### Work to be completed
Lines with the string "elements" are to be identified in the listing and copied.

### Source material
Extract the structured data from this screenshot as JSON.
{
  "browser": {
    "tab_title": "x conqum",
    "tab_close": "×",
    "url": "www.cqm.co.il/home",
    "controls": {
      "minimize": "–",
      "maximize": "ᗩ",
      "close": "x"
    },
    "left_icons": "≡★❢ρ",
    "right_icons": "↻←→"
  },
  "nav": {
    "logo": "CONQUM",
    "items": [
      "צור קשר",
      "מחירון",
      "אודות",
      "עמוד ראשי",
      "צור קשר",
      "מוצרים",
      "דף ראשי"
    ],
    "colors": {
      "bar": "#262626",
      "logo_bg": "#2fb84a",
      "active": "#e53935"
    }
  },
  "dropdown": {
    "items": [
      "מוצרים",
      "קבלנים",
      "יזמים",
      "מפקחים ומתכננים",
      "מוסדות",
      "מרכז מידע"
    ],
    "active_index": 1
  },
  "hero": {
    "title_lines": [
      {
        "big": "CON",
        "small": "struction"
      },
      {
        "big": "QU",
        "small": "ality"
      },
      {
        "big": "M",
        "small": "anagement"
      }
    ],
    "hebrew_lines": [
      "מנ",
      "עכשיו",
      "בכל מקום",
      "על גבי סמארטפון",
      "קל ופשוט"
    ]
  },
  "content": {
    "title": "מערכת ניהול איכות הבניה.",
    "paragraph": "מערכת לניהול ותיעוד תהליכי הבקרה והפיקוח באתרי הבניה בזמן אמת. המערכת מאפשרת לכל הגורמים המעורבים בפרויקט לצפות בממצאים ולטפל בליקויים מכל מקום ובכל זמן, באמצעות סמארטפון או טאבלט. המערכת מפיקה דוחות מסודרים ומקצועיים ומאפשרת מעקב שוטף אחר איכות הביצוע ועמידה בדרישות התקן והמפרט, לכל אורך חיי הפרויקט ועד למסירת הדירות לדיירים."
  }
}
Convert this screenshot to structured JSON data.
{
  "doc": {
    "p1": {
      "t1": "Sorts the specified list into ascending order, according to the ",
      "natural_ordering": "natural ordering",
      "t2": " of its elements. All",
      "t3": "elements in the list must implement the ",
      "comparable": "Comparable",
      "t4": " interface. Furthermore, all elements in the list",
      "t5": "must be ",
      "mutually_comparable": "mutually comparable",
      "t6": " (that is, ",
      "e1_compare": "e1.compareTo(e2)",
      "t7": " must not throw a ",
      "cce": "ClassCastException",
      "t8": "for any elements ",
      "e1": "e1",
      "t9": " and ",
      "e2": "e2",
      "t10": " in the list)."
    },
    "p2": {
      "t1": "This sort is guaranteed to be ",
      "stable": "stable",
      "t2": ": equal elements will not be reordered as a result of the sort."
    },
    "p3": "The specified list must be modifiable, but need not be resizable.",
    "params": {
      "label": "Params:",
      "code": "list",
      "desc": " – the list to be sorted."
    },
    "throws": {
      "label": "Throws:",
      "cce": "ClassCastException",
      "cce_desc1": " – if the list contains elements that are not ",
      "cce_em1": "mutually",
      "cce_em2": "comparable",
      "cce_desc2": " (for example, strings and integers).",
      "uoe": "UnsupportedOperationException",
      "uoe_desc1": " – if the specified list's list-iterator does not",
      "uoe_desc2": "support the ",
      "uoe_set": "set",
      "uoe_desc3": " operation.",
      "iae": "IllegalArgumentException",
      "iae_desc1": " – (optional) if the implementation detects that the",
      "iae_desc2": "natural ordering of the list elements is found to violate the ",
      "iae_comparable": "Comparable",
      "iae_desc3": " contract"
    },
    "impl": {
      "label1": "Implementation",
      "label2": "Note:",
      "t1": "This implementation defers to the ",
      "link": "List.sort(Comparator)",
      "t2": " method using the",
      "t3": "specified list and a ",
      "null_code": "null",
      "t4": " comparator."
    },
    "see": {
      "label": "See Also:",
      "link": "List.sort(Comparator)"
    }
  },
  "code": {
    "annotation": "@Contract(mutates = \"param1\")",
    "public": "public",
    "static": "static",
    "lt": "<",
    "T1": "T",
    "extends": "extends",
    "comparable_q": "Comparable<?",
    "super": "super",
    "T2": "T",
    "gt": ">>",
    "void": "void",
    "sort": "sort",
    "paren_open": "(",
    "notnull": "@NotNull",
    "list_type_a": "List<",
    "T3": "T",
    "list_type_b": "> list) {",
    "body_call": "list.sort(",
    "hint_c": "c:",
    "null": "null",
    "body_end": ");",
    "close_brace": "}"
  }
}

### Task response
      "t2": " of its elements. All",
      "t3": "elements in the list must implement the ",
      "t4": " interface. Furthermore, all elements in the list",
      "t8": "for any elements ",
      "t2": ": equal elements will not be reordered as a result of the sort."
      "cce_desc1": " – if the list contains elements that are not ",
      "iae_desc2": "natural ordering of the list elements is found to violate the ",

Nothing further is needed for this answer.